What the task requires: This task calls for copying each line below that contains "JSON".

==== Dataset

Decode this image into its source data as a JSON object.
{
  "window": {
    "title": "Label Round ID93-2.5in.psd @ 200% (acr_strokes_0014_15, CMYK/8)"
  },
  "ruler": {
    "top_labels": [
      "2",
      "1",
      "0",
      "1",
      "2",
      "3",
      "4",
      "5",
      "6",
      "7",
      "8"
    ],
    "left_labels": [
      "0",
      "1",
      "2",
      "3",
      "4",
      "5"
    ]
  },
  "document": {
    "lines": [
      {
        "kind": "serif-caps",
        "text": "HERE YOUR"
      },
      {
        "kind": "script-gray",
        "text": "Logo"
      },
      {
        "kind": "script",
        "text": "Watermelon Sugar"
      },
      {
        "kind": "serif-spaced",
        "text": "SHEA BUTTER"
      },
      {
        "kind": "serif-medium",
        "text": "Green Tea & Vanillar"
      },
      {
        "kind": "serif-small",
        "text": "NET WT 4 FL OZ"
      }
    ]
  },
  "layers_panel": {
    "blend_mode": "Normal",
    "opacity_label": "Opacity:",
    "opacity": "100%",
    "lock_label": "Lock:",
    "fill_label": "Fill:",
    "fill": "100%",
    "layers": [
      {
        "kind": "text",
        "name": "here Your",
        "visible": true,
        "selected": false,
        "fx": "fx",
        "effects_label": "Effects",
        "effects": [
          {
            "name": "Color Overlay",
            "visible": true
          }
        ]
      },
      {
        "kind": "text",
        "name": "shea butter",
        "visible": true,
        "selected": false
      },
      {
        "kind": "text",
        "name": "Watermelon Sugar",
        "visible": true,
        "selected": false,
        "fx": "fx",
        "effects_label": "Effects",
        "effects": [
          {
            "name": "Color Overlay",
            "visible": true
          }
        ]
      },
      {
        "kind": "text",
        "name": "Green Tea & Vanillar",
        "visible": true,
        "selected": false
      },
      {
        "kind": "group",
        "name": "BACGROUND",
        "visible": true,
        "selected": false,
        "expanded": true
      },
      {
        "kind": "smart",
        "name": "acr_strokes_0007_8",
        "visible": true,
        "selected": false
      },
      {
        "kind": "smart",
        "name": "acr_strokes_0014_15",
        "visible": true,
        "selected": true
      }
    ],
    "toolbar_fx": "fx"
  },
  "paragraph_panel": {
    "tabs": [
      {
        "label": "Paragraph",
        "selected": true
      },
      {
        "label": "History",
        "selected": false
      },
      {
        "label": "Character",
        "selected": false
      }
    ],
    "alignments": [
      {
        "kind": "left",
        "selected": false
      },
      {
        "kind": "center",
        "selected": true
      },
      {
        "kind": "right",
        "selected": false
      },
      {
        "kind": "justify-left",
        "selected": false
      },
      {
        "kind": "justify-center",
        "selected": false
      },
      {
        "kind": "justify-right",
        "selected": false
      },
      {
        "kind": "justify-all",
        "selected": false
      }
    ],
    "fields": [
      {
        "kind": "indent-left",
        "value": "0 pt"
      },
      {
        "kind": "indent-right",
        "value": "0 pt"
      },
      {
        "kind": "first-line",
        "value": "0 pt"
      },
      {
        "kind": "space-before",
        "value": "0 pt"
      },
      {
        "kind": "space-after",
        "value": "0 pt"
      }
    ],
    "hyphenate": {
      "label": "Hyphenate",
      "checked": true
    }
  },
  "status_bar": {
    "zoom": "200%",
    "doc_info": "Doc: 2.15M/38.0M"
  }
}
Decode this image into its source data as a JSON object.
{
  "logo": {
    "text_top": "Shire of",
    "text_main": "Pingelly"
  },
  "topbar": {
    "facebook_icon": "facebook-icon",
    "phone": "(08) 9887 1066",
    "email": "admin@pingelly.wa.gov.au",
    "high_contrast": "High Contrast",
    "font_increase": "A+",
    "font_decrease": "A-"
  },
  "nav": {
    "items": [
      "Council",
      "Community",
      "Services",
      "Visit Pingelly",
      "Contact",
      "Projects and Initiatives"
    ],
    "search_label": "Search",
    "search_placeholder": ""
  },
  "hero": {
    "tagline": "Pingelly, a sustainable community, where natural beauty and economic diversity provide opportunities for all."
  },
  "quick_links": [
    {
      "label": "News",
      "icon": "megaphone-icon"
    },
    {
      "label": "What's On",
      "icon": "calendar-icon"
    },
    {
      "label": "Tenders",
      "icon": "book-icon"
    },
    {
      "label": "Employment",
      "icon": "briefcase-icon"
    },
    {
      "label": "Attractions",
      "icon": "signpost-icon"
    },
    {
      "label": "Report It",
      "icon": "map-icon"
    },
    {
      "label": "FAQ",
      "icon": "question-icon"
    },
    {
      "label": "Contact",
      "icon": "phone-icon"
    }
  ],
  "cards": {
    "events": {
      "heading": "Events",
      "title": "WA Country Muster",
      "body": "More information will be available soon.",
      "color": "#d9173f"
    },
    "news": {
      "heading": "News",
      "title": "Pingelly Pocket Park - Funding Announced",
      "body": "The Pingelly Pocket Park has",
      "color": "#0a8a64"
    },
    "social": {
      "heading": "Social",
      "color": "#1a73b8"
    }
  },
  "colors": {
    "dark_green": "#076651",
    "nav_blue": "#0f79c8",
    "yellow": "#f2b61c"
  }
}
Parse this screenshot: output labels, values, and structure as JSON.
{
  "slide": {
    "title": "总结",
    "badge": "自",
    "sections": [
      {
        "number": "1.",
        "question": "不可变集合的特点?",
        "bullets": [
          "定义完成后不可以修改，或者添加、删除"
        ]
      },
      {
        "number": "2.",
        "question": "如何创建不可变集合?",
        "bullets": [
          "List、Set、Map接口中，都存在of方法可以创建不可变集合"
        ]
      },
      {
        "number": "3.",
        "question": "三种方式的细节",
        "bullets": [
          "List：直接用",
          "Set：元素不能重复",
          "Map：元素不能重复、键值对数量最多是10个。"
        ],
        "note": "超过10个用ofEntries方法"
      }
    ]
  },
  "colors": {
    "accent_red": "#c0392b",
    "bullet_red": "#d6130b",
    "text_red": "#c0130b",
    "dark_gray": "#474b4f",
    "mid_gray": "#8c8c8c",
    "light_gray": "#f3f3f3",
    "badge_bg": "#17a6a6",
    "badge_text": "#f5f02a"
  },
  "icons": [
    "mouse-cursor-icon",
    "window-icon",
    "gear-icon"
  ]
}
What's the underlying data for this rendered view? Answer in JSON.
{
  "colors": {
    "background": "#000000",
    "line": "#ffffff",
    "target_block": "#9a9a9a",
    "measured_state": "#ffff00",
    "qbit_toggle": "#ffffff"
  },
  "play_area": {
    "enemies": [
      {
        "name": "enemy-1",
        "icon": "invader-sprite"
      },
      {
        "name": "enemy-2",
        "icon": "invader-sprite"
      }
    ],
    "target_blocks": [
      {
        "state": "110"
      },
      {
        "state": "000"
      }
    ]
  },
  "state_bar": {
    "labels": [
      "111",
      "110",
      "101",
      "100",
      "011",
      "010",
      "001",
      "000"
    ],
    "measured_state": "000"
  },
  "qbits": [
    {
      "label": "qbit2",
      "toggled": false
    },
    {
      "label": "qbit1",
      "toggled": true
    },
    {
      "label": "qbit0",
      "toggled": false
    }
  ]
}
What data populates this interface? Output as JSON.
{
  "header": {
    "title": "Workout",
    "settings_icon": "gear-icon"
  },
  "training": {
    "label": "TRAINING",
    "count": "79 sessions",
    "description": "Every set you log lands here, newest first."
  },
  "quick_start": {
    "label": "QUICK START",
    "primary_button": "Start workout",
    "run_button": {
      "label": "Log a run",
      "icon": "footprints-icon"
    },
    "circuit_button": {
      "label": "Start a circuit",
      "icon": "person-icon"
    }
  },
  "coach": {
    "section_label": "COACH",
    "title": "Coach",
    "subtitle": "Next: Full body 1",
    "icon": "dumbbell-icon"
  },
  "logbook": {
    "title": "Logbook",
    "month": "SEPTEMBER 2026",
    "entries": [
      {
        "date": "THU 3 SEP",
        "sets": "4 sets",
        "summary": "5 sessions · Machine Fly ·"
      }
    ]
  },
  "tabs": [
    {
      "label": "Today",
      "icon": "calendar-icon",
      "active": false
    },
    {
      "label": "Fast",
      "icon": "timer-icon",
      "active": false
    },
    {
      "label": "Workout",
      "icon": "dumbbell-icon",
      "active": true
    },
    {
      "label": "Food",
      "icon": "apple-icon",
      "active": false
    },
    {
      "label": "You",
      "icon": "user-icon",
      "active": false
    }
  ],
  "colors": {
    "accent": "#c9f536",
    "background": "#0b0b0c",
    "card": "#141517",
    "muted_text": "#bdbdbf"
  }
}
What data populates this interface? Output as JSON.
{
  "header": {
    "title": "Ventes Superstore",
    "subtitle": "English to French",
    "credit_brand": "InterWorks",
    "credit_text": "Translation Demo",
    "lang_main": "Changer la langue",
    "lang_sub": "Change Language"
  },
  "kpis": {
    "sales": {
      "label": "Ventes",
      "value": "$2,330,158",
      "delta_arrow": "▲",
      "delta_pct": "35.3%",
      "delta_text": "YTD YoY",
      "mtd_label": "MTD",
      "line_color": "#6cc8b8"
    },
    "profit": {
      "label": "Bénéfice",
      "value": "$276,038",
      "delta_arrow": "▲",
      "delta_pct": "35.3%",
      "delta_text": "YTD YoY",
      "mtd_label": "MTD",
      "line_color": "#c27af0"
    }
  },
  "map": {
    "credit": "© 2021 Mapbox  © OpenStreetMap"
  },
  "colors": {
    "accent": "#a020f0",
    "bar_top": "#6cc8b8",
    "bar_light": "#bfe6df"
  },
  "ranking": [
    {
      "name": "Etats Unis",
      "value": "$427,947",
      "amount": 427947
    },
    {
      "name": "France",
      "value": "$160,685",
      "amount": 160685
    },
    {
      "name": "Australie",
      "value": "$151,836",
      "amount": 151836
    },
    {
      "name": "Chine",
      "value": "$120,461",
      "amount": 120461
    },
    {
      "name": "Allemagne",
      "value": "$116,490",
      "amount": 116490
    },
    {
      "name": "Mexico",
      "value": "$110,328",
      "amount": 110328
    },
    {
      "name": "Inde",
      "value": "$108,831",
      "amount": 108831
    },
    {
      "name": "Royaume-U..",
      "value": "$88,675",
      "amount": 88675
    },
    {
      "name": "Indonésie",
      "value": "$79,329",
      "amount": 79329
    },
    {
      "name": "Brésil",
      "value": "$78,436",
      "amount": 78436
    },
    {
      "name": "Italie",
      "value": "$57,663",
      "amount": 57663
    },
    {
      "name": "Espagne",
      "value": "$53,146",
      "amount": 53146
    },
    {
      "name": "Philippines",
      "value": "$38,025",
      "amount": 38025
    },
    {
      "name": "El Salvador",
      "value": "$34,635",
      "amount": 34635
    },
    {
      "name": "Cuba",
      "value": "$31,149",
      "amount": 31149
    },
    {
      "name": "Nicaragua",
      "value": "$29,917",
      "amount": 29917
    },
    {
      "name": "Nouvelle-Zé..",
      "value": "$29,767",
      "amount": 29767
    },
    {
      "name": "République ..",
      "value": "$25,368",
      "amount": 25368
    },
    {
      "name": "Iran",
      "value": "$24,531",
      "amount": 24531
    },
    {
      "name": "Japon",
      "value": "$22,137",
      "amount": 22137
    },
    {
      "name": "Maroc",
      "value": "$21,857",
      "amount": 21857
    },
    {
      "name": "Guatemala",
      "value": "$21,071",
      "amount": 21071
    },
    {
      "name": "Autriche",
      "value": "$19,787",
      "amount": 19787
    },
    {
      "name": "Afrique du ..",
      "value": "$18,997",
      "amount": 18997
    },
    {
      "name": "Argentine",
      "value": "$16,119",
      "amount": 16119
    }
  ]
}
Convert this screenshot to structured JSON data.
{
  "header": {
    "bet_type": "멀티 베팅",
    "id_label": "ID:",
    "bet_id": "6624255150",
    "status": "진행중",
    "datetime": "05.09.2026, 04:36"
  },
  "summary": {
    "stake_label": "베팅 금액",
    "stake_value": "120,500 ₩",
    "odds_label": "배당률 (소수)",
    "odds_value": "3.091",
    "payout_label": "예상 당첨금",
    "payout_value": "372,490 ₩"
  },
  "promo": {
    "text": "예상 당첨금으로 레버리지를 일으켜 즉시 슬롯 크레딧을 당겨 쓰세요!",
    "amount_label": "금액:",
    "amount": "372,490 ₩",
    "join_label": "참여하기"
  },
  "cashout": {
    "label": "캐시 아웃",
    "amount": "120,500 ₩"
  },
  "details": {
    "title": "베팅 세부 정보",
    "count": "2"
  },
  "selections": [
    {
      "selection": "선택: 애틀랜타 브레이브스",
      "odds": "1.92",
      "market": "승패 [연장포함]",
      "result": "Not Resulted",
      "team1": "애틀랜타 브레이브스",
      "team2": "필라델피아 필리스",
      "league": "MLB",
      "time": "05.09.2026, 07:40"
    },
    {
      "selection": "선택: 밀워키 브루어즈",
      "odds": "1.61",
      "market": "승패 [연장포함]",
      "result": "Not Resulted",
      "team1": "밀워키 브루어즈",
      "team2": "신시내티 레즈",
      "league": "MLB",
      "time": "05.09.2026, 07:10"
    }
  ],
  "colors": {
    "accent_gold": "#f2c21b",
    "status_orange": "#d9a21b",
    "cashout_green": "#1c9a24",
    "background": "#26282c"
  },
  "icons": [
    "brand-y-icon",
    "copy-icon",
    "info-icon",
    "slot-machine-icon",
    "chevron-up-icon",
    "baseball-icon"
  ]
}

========

Solution to this task:
Decode this image into its source data as a JSON object.
Decode this image into its source data as a JSON object.
Parse this screenshot: output labels, values, and structure as JSON.
What's the underlying data for this rendered view? Answer in JSON.
What data populates this interface? Output as JSON.
What data populates this interface? Output as JSON.
Convert this screenshot to structured JSON data.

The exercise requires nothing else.